» **WHAT YOU HAVE TO DO**
Report how many lines in the data include "select", with the number as the only reply.

» **DATA IN THIS EXERCISE**
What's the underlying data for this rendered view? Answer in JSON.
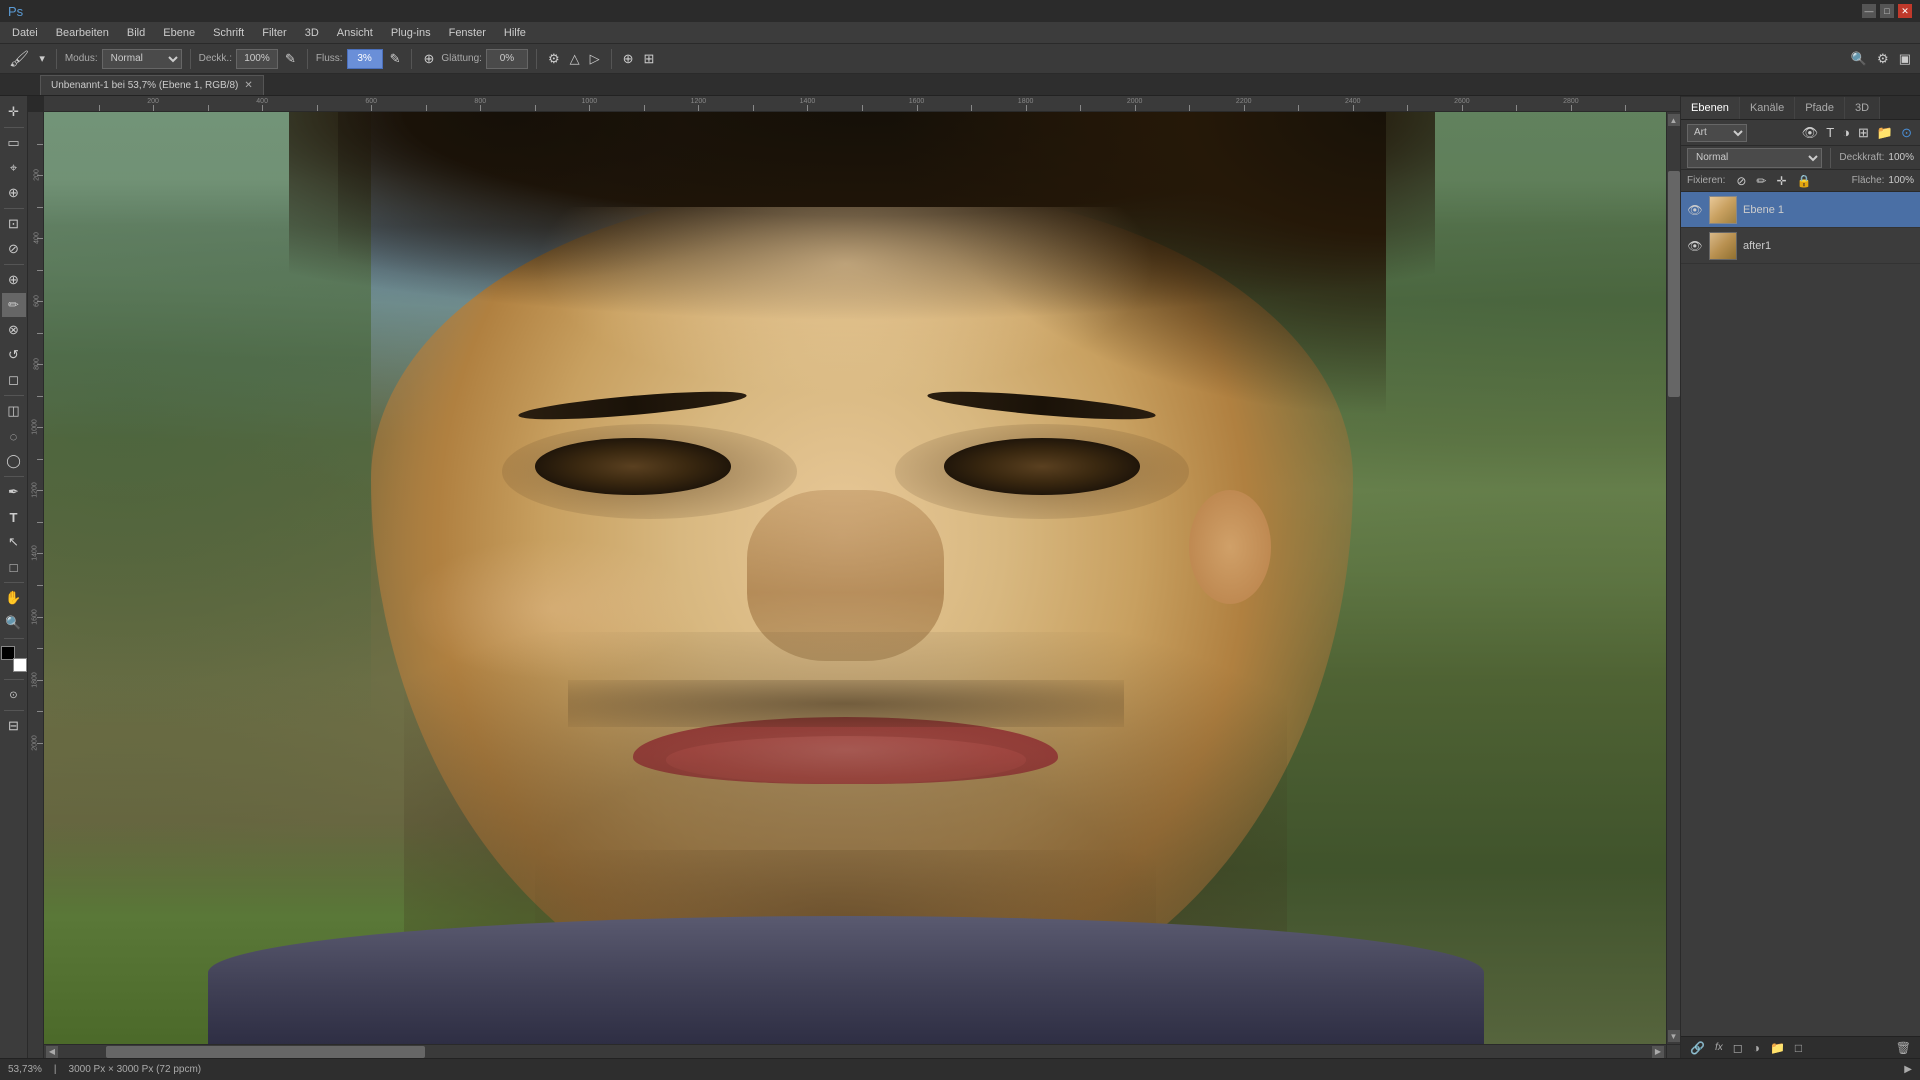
{
  "titleBar": {
    "appName": "Adobe Photoshop",
    "controls": {
      "minimize": "—",
      "maximize": "□",
      "close": "✕"
    }
  },
  "menuBar": {
    "items": [
      "Datei",
      "Bearbeiten",
      "Bild",
      "Ebene",
      "Schrift",
      "Filter",
      "3D",
      "Ansicht",
      "Plug-ins",
      "Fenster",
      "Hilfe"
    ]
  },
  "optionsBar": {
    "brushIcon": "🖌",
    "modeLabel": "Modus:",
    "modeValue": "Normal",
    "opacityLabel": "Deckk.:",
    "opacityValue": "100%",
    "flowLabel": "Fluss:",
    "flowValue": "3%",
    "smoothingLabel": "Glättung:",
    "smoothingValue": "0%"
  },
  "tabBar": {
    "tabs": [
      {
        "title": "Unbenannt-1 bei 53,7% (Ebene 1, RGB/8)",
        "active": true,
        "closeable": true
      }
    ]
  },
  "toolbar": {
    "tools": [
      {
        "name": "move-tool",
        "icon": "✛",
        "active": false
      },
      {
        "name": "select-tool",
        "icon": "▭",
        "active": false
      },
      {
        "name": "lasso-tool",
        "icon": "⌖",
        "active": false
      },
      {
        "name": "quick-select-tool",
        "icon": "⊕",
        "active": false
      },
      {
        "name": "crop-tool",
        "icon": "⊡",
        "active": false
      },
      {
        "name": "eyedropper-tool",
        "icon": "⊘",
        "active": false
      },
      {
        "name": "healing-tool",
        "icon": "⊕",
        "active": false
      },
      {
        "name": "brush-tool",
        "icon": "✏",
        "active": true
      },
      {
        "name": "clone-tool",
        "icon": "⊗",
        "active": false
      },
      {
        "name": "history-brush",
        "icon": "↺",
        "active": false
      },
      {
        "name": "eraser-tool",
        "icon": "◻",
        "active": false
      },
      {
        "name": "gradient-tool",
        "icon": "◫",
        "active": false
      },
      {
        "name": "blur-tool",
        "icon": "◌",
        "active": false
      },
      {
        "name": "dodge-tool",
        "icon": "◯",
        "active": false
      },
      {
        "name": "pen-tool",
        "icon": "✒",
        "active": false
      },
      {
        "name": "text-tool",
        "icon": "T",
        "active": false
      },
      {
        "name": "path-select",
        "icon": "↖",
        "active": false
      },
      {
        "name": "shape-tool",
        "icon": "□",
        "active": false
      },
      {
        "name": "hand-tool",
        "icon": "✋",
        "active": false
      },
      {
        "name": "zoom-tool",
        "icon": "⊕",
        "active": false
      }
    ],
    "fgColor": "#000000",
    "bgColor": "#ffffff"
  },
  "ruler": {
    "ticks": [
      100,
      200,
      300,
      400,
      500,
      600,
      700,
      800,
      900,
      1000,
      1100,
      1200,
      1300,
      1400,
      1500,
      1600,
      1700,
      1800,
      1900,
      2000,
      2100,
      2200,
      2300,
      2400,
      2500,
      2600,
      2700,
      2800,
      2900
    ]
  },
  "rightPanel": {
    "tabs": [
      {
        "label": "Ebenen",
        "active": true
      },
      {
        "label": "Kanäle",
        "active": false
      },
      {
        "label": "Pfade",
        "active": false
      },
      {
        "label": "3D",
        "active": false
      }
    ],
    "searchPlaceholder": "Art",
    "blendMode": "Normal",
    "opacityLabel": "Deckkraft:",
    "opacityValue": "100%",
    "lockLabel": "Fixieren:",
    "flacheLabel": "Fläche:",
    "flacheValue": "100%",
    "layers": [
      {
        "name": "Ebene 1",
        "visible": true,
        "active": true,
        "thumbType": "layer1"
      },
      {
        "name": "after1",
        "visible": true,
        "active": false,
        "thumbType": "layer2"
      }
    ],
    "bottomActions": [
      {
        "name": "link-icon",
        "icon": "🔗"
      },
      {
        "name": "fx-icon",
        "icon": "fx"
      },
      {
        "name": "mask-icon",
        "icon": "◻"
      },
      {
        "name": "adjustment-icon",
        "icon": "◑"
      },
      {
        "name": "group-icon",
        "icon": "📁"
      },
      {
        "name": "new-layer-icon",
        "icon": "□"
      },
      {
        "name": "delete-icon",
        "icon": "🗑"
      }
    ]
  },
  "statusBar": {
    "zoom": "53,73%",
    "dimensions": "3000 Px × 3000 Px (72 ppcm)",
    "statusText": ""
  }
}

» **RESULT OF THIS EXERCISE**
3